Sunday was my favorite day to go out. Friday and Saturday shifts were over. I could go out on my own down to the Quarter and hang with one or two of the bartenders. We’d hang in the part of the Quarter below the Lavender line, a boundary of sorts at St Ann Street where the straight bars ended and the gay bars began. If straight men crossed this line, then they were fair game.
August 2012-September 8, 2013—For a lot of closeted gay men, the Internet, social media and smartphone apps offer an excellent opportunity to explore sexuality in a space where your identity remains hidden.
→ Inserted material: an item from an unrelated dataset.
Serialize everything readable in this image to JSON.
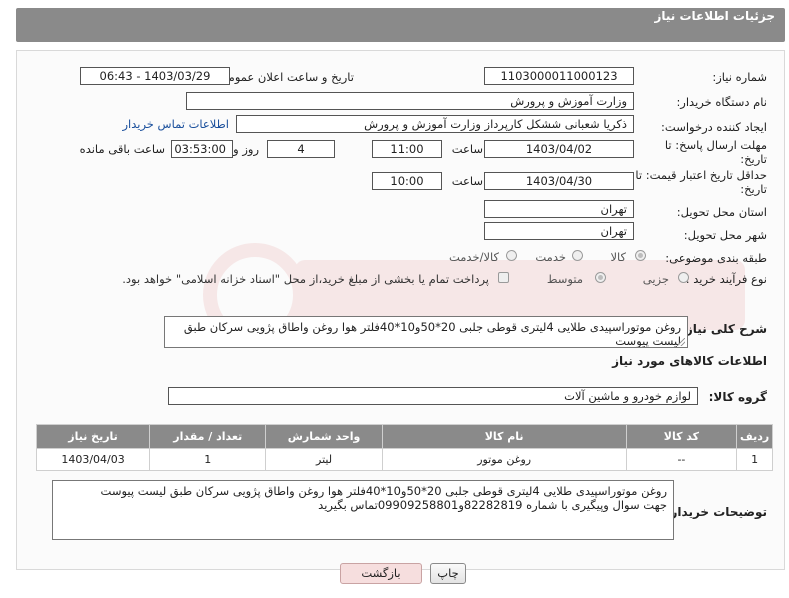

Unfortunately, the Internet also allows vulnerable populations to be ridiculed, harassed and “outed.” Stories of 13-year-olds hanging themselves after being bullied online have become a common trend.
The Feral Boys were a group of a little over a dozen young gay men in San Francisco who formed a sort of fraternity in the early 2010s. We were all recent transplants to the city, and had moved there for school, or to be a part of the tech gold rush, or to leave small town homes and start a gay life in a gay metropolis. We came to be students, models, artists, DJs, and gogo boys. What we had in common was a love for unbridled hedonism: art, sex, music, parties, and living like we would be 22 forever.